Good evening. My name is Tessie Thomas and I am the President of the Montclair Council of PTAs (PTAC) an elected body that represents and supports the whole community.
Tonight, I would like to start with the administrative lapses around the Montclair High School football program resulting in the decision by the NJ State Interscholastic Athletic Association to end the season for our Football team. Needless to say, this is hugely upsetting and unacceptable. Football is core to the Montclair community and the team was having one of its best seasons. They worked hard and the results showed. Most importantly the upset and the disappointment of our young players was heart breaking to see. It was good to hear Dr. Ponds’ report. We strongly urge you to conduct a full investigation of this matter and put in place safeguards that this will never happen again for any sport. Montclair is known for its academics, but also for the amazing extra-curricular programs including high performing sports programs.
One of the big takeaways here is that – “when adults mess up – children suffer and pay for it”. In keeping with that, on November 8, we adults have an opportunity to not mess up for our children and our community. I cannot stress enough how consequential this Community Investment Bond Referendum is for our children, our staff, and our community as a whole. Living in a cool town with a crumbling school infrastructure is in a lot of ways jarring! We can spend time focusing on who to blame or firing the messenger or alternatively we can evaluate and support the plan and ensure that we turn this around to where the crumbling school infrastructure is fixed and brought to safety, compliance, and in keeping with 21st century needs of education.
We seem to have overwhelming support for the referendum in town – a harmonious consensus in an otherwise frequently testy environment. It seems that there now is a common understanding on the need to do this and do it now. One question that is being raised more recently is on project execution. In response, I would like to share that it is our understanding there are very specific compliance guidelines that have to be followed in procurement and project execution. We also know that you, the BOE made up of our fellow citizens have strong oversight over this process and will hold the district’s feet to the fire. And to highlight an important point – Montclair voted to switch to an elected BOE in November 2021 and this work has nothing to do with the Town Council and is also unrelated to the issues at or the track record of the Town Council.
The other question that is still raised is about the tax impact. Yes, the tax impact is about $732 per year average over 24 years for an average Montclair home assessed at $629K. Assessed value – not market value. So yes, this is a tax increase, but these repairs are not going away. We can pay for it in a planned and predictable manner or pay for it unpredictably without a choice. In a catastrophic situation, it is likely that the costs will be higher and lastly – we may have missed the 31% discount from the state. In fact, the situation doesn’t have to be catastrophic – it could be something as simple as a school not having heat in the winter and having to bus kids to different schools. The cost of such disruptions can climb rapidly. Nobody likes tax increases, but this plan clearly minimizes the tax increase and avoids cost increases or worse accidents that can cause irreparable damage.

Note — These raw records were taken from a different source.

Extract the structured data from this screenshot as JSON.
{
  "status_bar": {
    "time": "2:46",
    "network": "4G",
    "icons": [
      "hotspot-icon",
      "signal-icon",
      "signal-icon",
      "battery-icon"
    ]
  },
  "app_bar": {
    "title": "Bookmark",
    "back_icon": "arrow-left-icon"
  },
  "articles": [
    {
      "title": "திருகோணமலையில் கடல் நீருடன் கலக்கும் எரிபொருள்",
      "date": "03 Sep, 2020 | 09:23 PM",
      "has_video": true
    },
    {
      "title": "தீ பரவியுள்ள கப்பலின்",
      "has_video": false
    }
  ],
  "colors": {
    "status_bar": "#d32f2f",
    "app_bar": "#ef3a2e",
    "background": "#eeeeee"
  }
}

There are 4 points at the heart of this effort –
- Reduce risks and liabilities posed by crumbling infrastructure
- Preserve and enhance property values – strong schools = strong community
- Minimize unpredictable tax hikes. Unplanned repairs cost more.
- Lock in $58M debt service support from New Jersey state.
These are our schools and they have an outsized impact on us as a community. We seem to have become comfortable in the notion that the quality of our schools has no impact on the town. That is not a sustainable thesis. The decision we make here will reflect on who we are as a community, what we value, and what is the culture of our town. It will also reflect on how we think in terms of dollars and cents. Our close evaluation of this plan from every angle has resulted in our strong support to vote yes on the referendum. We hope that you reach the same conclusion.
Finally, I would like to take a moment to acknowledge some of the recent news and updates related to the school system. I want to draw a distinction between these current issues and what the bond referendum represents. The Community Investment Bond referendum is a long-term investment in the Montclair Public Schools and the dollars stay in Montclair. You can see the physical outcomes in the form of new boilers, roofs, windows, and fixes to the infrastructure that will be here for decades. The referendum is not a personality contest and as you go into the voting booth let the noise drown out and remember the children. We have the future Buzz Aldrin, Joe Walsh, Christina Ricci, John C. Whitehead, Aubrey Lewis, Leonard Coleman and the many other high achievers in the Montclair schools right now. These are children who need to be sent into the world prepared for the 21st century. We, the adults, now have an opportunity to do right by the children.
Let’s go out and vote. Voter apathy is one of the major reasons that explains some of the unreasonable outcomes on election day. So please – Go out and VOTE and ask your Montclair friends and neighbors to do the same.